And so the three projects were “Do Androids Dream of Electric Sheep,” “Naked Lunch” and a collection of Bukowski. Which, in 1975, forget it — I mean, that was nuts. Hollywood would not touch any of that, but I was looking for something commercial, and I thought that all of these things were coming.

There would be no Blade Runner if there was no Ray Bradbury. I couldn’t find Philip K. Dick. His agent didn’t even know where he was. And so I gave up.
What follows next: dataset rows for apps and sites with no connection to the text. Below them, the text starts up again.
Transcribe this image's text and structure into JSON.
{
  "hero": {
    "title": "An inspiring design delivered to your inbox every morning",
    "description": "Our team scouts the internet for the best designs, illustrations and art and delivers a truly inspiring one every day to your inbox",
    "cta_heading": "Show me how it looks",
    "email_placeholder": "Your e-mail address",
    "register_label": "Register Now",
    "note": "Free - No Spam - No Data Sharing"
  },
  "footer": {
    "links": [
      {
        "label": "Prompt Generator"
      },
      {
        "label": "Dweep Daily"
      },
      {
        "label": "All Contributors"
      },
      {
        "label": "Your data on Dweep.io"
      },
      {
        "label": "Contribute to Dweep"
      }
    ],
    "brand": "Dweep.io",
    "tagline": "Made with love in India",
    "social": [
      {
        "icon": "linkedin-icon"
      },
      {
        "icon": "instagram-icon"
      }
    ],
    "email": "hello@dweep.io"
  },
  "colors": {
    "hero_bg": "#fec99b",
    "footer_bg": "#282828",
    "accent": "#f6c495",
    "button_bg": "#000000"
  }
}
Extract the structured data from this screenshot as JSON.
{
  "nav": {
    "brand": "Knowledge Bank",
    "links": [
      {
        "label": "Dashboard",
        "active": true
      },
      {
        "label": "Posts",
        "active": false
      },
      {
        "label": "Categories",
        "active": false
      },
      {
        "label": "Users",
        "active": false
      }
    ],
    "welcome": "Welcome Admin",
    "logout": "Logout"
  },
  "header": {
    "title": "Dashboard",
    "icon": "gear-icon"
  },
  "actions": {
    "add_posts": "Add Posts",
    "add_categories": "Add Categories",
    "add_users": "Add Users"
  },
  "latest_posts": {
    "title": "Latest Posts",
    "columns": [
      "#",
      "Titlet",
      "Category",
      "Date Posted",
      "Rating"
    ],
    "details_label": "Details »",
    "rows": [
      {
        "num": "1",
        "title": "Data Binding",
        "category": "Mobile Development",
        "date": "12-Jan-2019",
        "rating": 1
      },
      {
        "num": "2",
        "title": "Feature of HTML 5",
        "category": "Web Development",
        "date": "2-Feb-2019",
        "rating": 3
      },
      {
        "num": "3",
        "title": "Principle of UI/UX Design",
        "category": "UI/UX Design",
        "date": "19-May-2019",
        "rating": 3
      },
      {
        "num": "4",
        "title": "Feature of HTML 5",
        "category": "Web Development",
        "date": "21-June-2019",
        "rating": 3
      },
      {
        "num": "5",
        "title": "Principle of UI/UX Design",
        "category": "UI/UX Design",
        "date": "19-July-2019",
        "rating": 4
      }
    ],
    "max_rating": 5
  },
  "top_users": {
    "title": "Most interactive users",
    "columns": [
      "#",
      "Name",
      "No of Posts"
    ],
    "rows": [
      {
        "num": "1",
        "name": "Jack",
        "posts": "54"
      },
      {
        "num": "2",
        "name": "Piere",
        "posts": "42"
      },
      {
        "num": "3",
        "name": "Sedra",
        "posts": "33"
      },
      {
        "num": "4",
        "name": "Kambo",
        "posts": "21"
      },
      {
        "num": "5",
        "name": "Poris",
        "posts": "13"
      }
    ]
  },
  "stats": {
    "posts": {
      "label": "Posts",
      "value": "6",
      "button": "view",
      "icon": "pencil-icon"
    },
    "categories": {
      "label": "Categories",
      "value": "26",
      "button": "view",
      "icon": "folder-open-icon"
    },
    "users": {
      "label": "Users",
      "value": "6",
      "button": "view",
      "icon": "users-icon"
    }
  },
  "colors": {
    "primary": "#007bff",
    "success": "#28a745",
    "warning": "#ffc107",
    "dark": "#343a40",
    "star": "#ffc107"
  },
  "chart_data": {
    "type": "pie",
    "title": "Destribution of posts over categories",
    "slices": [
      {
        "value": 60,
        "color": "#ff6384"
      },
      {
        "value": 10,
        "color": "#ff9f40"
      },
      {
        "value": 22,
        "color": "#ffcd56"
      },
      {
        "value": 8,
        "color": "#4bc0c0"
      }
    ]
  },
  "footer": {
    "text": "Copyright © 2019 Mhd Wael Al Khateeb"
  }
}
I was walking down the street and I ran into Bradbury — he directed a play that I was going to do as an actor, so we know each other, but he yelled “hi” — and I’d forgot who he was.

So at my girlfriend Barbara Hershey’s urging — I was with her at that moment — she said, “Talk to him! That guy really wants to talk to you,” and I said “No, fuck him,” and keep walking.

But then I did, and then I realized who it was, and I thought, “Wait, he’s in that realm, maybe he knows Philip K. Dick.” I said, “You know a guy named—” “Yeah, sure — you want his phone number?”

My friend paid my rent for a year while I wrote, because it turned out we couldn’t get a writer. My friends kept on me about, well, if you can’t get a writer, then you write.”
~ Hampton Fancher

“That was the most disappointing thing to me in how this thing was played. Is that I’m on the phone with you now, after all that’s been said, and the fundamental distinction between what James is dealing with in these other cases is not actually brought to the fore. The fundamental difference is that James Franco didn’t seek to use his position to have sex with anyone. There’s not a case of that. He wasn’t using his position or status to try to solicit a sexual favor from anyone. If he had — if that were what the accusation involved — the show would not have gone on. We would have folded up shop and we would have not completed the show. Because then it would have been the same as Harvey Weinstein, or Les Moonves, or any of these cases that are fundamental to this new paradigm. Did you not notice that? Why did you not notice that? Is that not something notable to say, journalistically? Because nobody could find the voice to say it. I’m not just being rhetorical. Why is it that you and the other critics, none of you could find the voice to say, “You know, it’s not this, it’s that”? Because — let me go on and speak further to this. If you go back to the L.A. Times piece, that’s what it lacked. That’s what they were not able to deliver. The one example in the five that involved an issue of a sexual act was between James and a woman he was dating, who he was not working with. There was no professional dynamic in any capacity.

~ David Simon